And there were other, stranger and darker forms as well - the so-called Hive Lords, which anticipated the birth of Belial himself. The first incarnations were crude work indeed, blunt and stupid, malformed and badly smudged images of Belial possessing some part of his will and being and lust for corporeal existences, but lacking both his keen intelligence and his physical and magical strength. Each incarnation was better, more powerful, more intelligent than the last, but each was a dim anticipatory echo of the horror still waiting to be born.

One human, the mystic Dawn, was alarmed by the weakening of the magical defenses girdling Gladstone and by the appearance of the spidery horrors from the subterranean deeps. She was determined to learn the source of this plague and stop it, if she could, although she was frustrated by the Draracle's vague orations and less then candid prophecies.
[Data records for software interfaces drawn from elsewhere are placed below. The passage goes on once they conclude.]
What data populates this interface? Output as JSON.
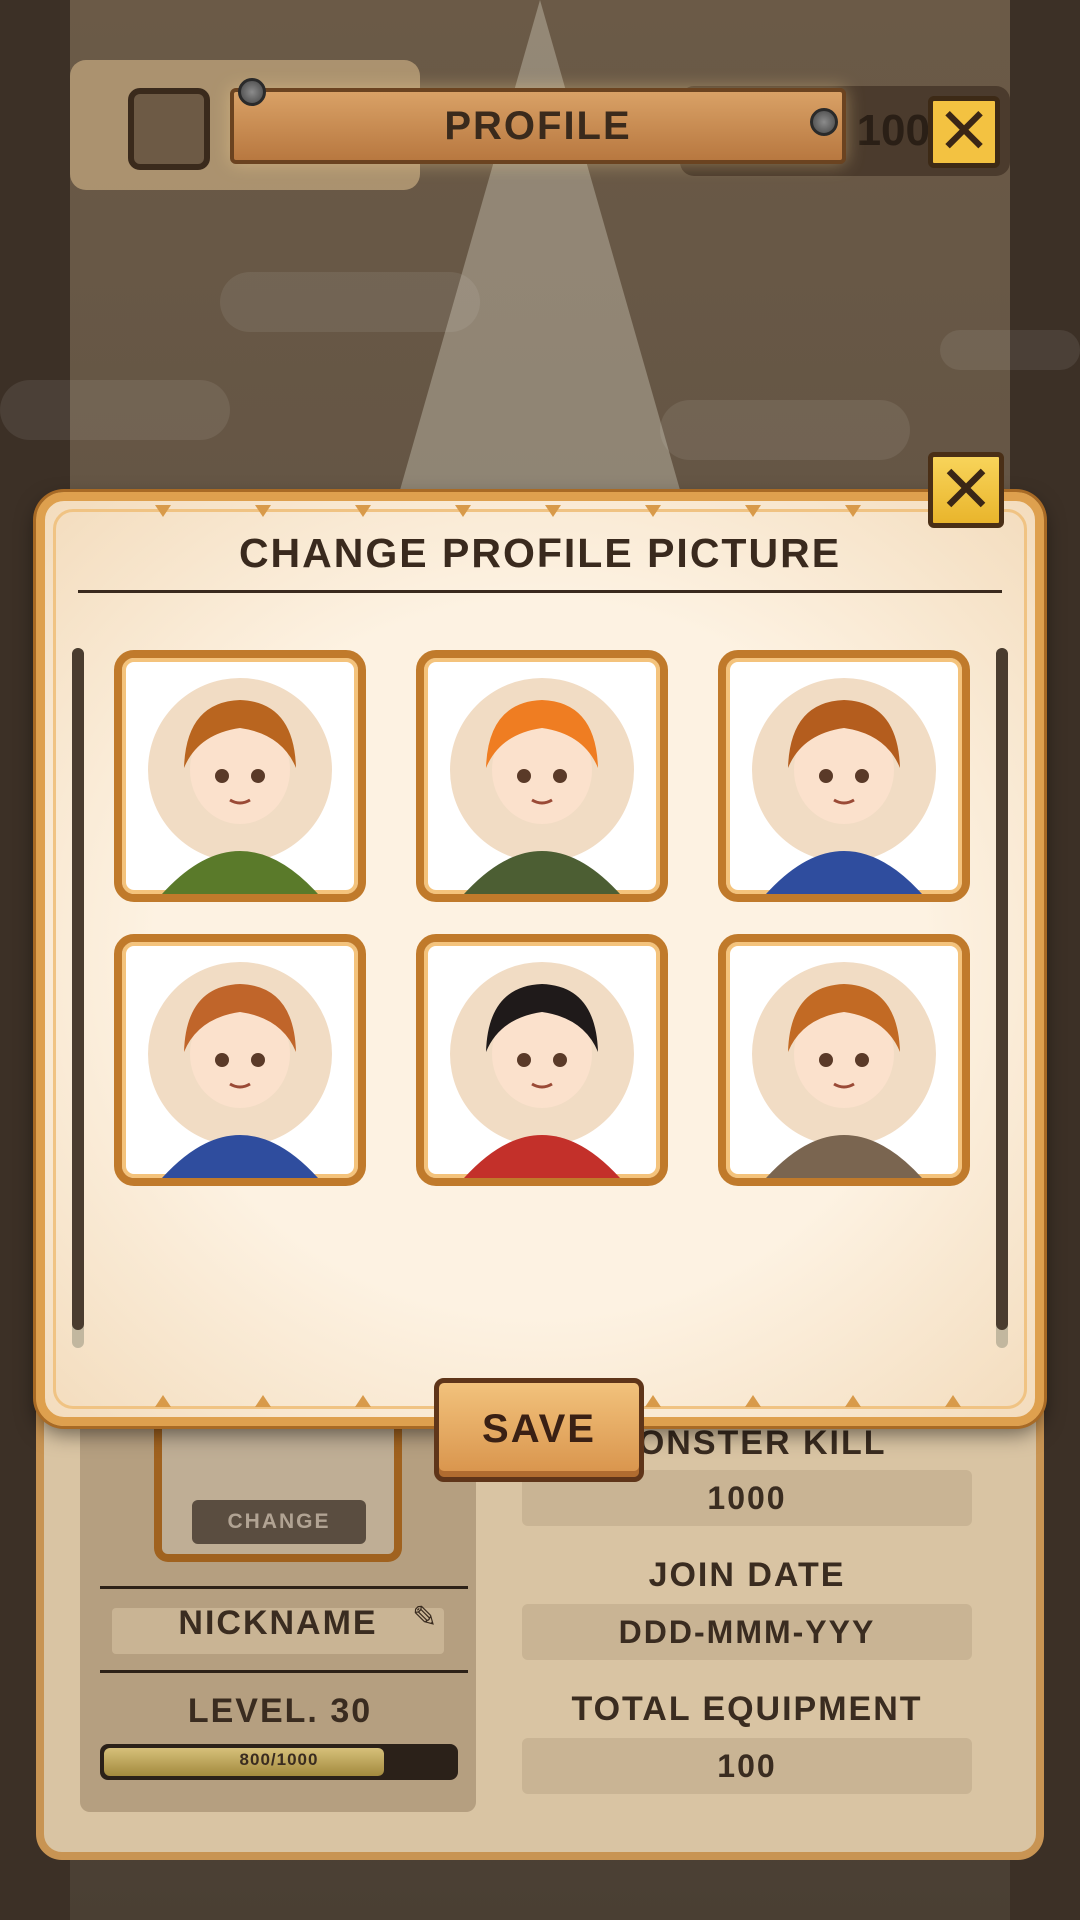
{
  "header": {
    "title": "PROFILE",
    "coins_partial": "100"
  },
  "profile": {
    "change_label": "CHANGE",
    "nickname": "NICKNAME",
    "level_label": "LEVEL. 30",
    "xp_text": "800/1000",
    "xp_fraction": 0.8,
    "stats": [
      {
        "label": "MONSTER KILL",
        "value": "1000"
      },
      {
        "label": "JOIN DATE",
        "value": "DDD-MMM-YYY"
      },
      {
        "label": "TOTAL EQUIPMENT",
        "value": "100"
      }
    ]
  },
  "modal": {
    "title": "CHANGE PROFILE PICTURE",
    "close_glyph": "✕",
    "save_label": "SAVE",
    "avatars": [
      {
        "hair": "#b9651f",
        "accent": "#5a7a2a"
      },
      {
        "hair": "#ef7d22",
        "accent": "#4c5e33"
      },
      {
        "hair": "#b45d1e",
        "accent": "#2f4d9e"
      },
      {
        "hair": "#c0652a",
        "accent": "#2f4d9e"
      },
      {
        "hair": "#1f1a1a",
        "accent": "#c3302a"
      },
      {
        "hair": "#c26a24",
        "accent": "#7a6550"
      }
    ]
  },
  "colors": {
    "frame": "#dea04e",
    "panel": "#fdf2e2",
    "accent": "#f3c241"
  }
}
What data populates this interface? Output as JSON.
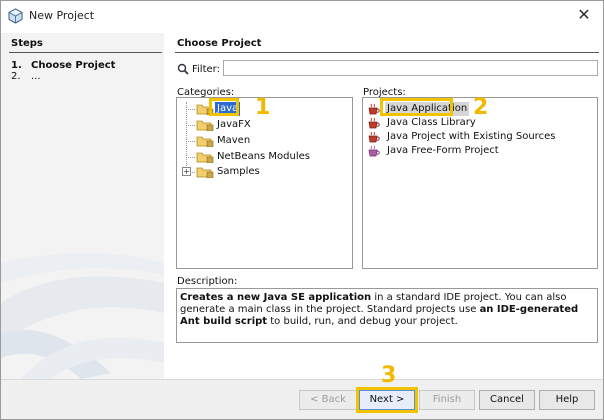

Accompanied by a four-armed agent of Gladstone named Baccata, she set off on a quest to recover the source of the black powers that were eating at the foundations of her world.

Meanwhile, Luther, hurt, confused, and terrified by the beast- and lizard- morphing curse he now bore, had been imprisoned in the Gladstone Castle for crimes committed by his mother, Until then, he'd been a farmer with no ambitions beyond bringing in the next harvest, and he certainly shared none of his mother's pathological hatreds.

Indeed, he had nothing but very little in the way of magical talent... and the hated curse.

And that is where the new story begins...